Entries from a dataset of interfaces
---------------

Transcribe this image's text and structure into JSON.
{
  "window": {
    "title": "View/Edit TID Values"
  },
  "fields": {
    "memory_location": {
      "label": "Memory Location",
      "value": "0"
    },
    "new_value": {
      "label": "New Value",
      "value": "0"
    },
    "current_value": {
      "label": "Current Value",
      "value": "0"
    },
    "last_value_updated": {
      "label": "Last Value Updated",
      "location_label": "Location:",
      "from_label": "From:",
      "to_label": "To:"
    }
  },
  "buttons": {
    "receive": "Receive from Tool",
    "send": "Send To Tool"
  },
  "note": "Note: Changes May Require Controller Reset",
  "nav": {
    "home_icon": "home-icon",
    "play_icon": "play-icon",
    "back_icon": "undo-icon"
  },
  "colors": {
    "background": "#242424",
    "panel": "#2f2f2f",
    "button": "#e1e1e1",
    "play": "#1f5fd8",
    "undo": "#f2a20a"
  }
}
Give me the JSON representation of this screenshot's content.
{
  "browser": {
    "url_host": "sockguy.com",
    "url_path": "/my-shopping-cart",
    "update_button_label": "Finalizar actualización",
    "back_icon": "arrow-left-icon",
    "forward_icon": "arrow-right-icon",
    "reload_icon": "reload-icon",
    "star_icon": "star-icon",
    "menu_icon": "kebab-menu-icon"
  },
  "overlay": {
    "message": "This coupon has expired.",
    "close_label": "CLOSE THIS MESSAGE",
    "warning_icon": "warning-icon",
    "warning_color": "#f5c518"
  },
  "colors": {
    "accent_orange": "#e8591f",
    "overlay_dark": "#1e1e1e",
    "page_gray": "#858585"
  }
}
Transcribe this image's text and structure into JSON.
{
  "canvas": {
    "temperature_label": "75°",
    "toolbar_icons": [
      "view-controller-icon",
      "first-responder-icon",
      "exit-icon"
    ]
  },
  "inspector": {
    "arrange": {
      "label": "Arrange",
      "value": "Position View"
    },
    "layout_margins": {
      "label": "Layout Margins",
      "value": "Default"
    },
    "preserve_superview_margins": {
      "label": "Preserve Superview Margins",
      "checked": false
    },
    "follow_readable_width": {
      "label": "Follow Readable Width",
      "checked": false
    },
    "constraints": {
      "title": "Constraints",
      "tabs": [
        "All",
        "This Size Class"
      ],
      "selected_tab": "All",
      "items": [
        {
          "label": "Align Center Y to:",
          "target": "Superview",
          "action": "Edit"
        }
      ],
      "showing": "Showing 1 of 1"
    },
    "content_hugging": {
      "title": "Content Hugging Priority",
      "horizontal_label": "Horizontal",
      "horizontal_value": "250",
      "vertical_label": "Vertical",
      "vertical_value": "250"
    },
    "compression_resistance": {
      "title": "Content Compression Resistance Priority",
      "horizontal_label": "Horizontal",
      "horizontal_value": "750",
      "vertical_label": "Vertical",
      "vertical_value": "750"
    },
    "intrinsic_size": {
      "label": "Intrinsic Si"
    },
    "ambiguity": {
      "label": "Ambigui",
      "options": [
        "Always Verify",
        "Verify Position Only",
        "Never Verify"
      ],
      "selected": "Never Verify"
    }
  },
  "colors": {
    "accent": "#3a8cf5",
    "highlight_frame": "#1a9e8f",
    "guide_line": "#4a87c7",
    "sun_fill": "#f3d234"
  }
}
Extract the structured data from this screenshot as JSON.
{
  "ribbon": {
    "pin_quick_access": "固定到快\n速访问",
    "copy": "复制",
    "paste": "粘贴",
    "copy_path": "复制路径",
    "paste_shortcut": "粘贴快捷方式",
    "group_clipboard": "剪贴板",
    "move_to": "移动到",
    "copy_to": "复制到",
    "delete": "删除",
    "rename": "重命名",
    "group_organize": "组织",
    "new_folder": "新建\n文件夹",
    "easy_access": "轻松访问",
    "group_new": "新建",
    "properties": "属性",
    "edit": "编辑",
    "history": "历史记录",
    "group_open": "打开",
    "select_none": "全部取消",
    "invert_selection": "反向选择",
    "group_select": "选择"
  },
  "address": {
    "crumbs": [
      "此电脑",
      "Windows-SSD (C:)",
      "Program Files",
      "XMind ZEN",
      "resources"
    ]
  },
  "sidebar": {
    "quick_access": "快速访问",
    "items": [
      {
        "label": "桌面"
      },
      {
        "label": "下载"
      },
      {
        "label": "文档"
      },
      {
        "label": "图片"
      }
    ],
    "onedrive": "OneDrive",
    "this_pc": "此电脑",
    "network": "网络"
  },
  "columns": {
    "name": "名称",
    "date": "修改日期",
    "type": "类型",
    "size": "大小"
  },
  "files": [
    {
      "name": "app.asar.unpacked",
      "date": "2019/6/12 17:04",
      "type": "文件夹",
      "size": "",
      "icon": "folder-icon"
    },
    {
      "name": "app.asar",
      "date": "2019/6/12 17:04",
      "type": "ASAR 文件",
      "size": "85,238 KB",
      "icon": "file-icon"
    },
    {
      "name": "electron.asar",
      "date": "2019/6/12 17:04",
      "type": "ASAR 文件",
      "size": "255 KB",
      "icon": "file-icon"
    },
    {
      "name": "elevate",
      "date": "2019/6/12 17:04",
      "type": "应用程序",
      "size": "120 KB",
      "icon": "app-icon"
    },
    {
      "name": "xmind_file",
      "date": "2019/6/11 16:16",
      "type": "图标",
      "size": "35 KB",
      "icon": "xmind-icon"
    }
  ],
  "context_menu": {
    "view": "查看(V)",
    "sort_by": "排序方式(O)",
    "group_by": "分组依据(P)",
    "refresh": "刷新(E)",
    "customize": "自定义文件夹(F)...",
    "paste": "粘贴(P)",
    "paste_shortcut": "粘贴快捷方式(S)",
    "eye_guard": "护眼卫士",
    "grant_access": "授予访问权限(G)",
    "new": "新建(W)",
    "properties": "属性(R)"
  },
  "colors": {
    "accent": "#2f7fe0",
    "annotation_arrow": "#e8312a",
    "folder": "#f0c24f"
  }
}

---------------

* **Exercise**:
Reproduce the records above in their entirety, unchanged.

* **Answer box**:
Transcribe this image's text and structure into JSON.
{
  "window": {
    "title": "View/Edit TID Values"
  },
  "fields": {
    "memory_location": {
      "label": "Memory Location",
      "value": "0"
    },
    "new_value": {
      "label": "New Value",
      "value": "0"
    },
    "current_value": {
      "label": "Current Value",
      "value": "0"
    },
    "last_value_updated": {
      "label": "Last Value Updated",
      "location_label": "Location:",
      "from_label": "From:",
      "to_label": "To:"
    }
  },
  "buttons": {
    "receive": "Receive from Tool",
    "send": "Send To Tool"
  },
  "note": "Note: Changes May Require Controller Reset",
  "nav": {
    "home_icon": "home-icon",
    "play_icon": "play-icon",
    "back_icon": "undo-icon"
  },
  "colors": {
    "background": "#242424",
    "panel": "#2f2f2f",
    "button": "#e1e1e1",
    "play": "#1f5fd8",
    "undo": "#f2a20a"
  }
}
Give me the JSON representation of this screenshot's content.
{
  "browser": {
    "url_host": "sockguy.com",
    "url_path": "/my-shopping-cart",
    "update_button_label": "Finalizar actualización",
    "back_icon": "arrow-left-icon",
    "forward_icon": "arrow-right-icon",
    "reload_icon": "reload-icon",
    "star_icon": "star-icon",
    "menu_icon": "kebab-menu-icon"
  },
  "overlay": {
    "message": "This coupon has expired.",
    "close_label": "CLOSE THIS MESSAGE",
    "warning_icon": "warning-icon",
    "warning_color": "#f5c518"
  },
  "colors": {
    "accent_orange": "#e8591f",
    "overlay_dark": "#1e1e1e",
    "page_gray": "#858585"
  }
}
Transcribe this image's text and structure into JSON.
{
  "canvas": {
    "temperature_label": "75°",
    "toolbar_icons": [
      "view-controller-icon",
      "first-responder-icon",
      "exit-icon"
    ]
  },
  "inspector": {
    "arrange": {
      "label": "Arrange",
      "value": "Position View"
    },
    "layout_margins": {
      "label": "Layout Margins",
      "value": "Default"
    },
    "preserve_superview_margins": {
      "label": "Preserve Superview Margins",
      "checked": false
    },
    "follow_readable_width": {
      "label": "Follow Readable Width",
      "checked": false
    },
    "constraints": {
      "title": "Constraints",
      "tabs": [
        "All",
        "This Size Class"
      ],
      "selected_tab": "All",
      "items": [
        {
          "label": "Align Center Y to:",
          "target": "Superview",
          "action": "Edit"
        }
      ],
      "showing": "Showing 1 of 1"
    },
    "content_hugging": {
      "title": "Content Hugging Priority",
      "horizontal_label": "Horizontal",
      "horizontal_value": "250",
      "vertical_label": "Vertical",
      "vertical_value": "250"
    },
    "compression_resistance": {
      "title": "Content Compression Resistance Priority",
      "horizontal_label": "Horizontal",
      "horizontal_value": "750",
      "vertical_label": "Vertical",
      "vertical_value": "750"
    },
    "intrinsic_size": {
      "label": "Intrinsic Si"
    },
    "ambiguity": {
      "label": "Ambigui",
      "options": [
        "Always Verify",
        "Verify Position Only",
        "Never Verify"
      ],
      "selected": "Never Verify"
    }
  },
  "colors": {
    "accent": "#3a8cf5",
    "highlight_frame": "#1a9e8f",
    "guide_line": "#4a87c7",
    "sun_fill": "#f3d234"
  }
}
Extract the structured data from this screenshot as JSON.
{
  "ribbon": {
    "pin_quick_access": "固定到快\n速访问",
    "copy": "复制",
    "paste": "粘贴",
    "copy_path": "复制路径",
    "paste_shortcut": "粘贴快捷方式",
    "group_clipboard": "剪贴板",
    "move_to": "移动到",
    "copy_to": "复制到",
    "delete": "删除",
    "rename": "重命名",
    "group_organize": "组织",
    "new_folder": "新建\n文件夹",
    "easy_access": "轻松访问",
    "group_new": "新建",
    "properties": "属性",
    "edit": "编辑",
    "history": "历史记录",
    "group_open": "打开",
    "select_none": "全部取消",
    "invert_selection": "反向选择",
    "group_select": "选择"
  },
  "address": {
    "crumbs": [
      "此电脑",
      "Windows-SSD (C:)",
      "Program Files",
      "XMind ZEN",
      "resources"
    ]
  },
  "sidebar": {
    "quick_access": "快速访问",
    "items": [
      {
        "label": "桌面"
      },
      {
        "label": "下载"
      },
      {
        "label": "文档"
      },
      {
        "label": "图片"
      }
    ],
    "onedrive": "OneDrive",
    "this_pc": "此电脑",
    "network": "网络"
  },
  "columns": {
    "name": "名称",
    "date": "修改日期",
    "type": "类型",
    "size": "大小"
  },
  "files": [
    {
      "name": "app.asar.unpacked",
      "date": "2019/6/12 17:04",
      "type": "文件夹",
      "size": "",
      "icon": "folder-icon"
    },
    {
      "name": "app.asar",
      "date": "2019/6/12 17:04",
      "type": "ASAR 文件",
      "size": "85,238 KB",
      "icon": "file-icon"
    },
    {
      "name": "electron.asar",
      "date": "2019/6/12 17:04",
      "type": "ASAR 文件",
      "size": "255 KB",
      "icon": "file-icon"
    },
    {
      "name": "elevate",
      "date": "2019/6/12 17:04",
      "type": "应用程序",
      "size": "120 KB",
      "icon": "app-icon"
    },
    {
      "name": "xmind_file",
      "date": "2019/6/11 16:16",
      "type": "图标",
      "size": "35 KB",
      "icon": "xmind-icon"
    }
  ],
  "context_menu": {
    "view": "查看(V)",
    "sort_by": "排序方式(O)",
    "group_by": "分组依据(P)",
    "refresh": "刷新(E)",
    "customize": "自定义文件夹(F)...",
    "paste": "粘贴(P)",
    "paste_shortcut": "粘贴快捷方式(S)",
    "eye_guard": "护眼卫士",
    "grant_access": "授予访问权限(G)",
    "new": "新建(W)",
    "properties": "属性(R)"
  },
  "colors": {
    "accent": "#2f7fe0",
    "annotation_arrow": "#e8312a",
    "folder": "#f0c24f"
  }
}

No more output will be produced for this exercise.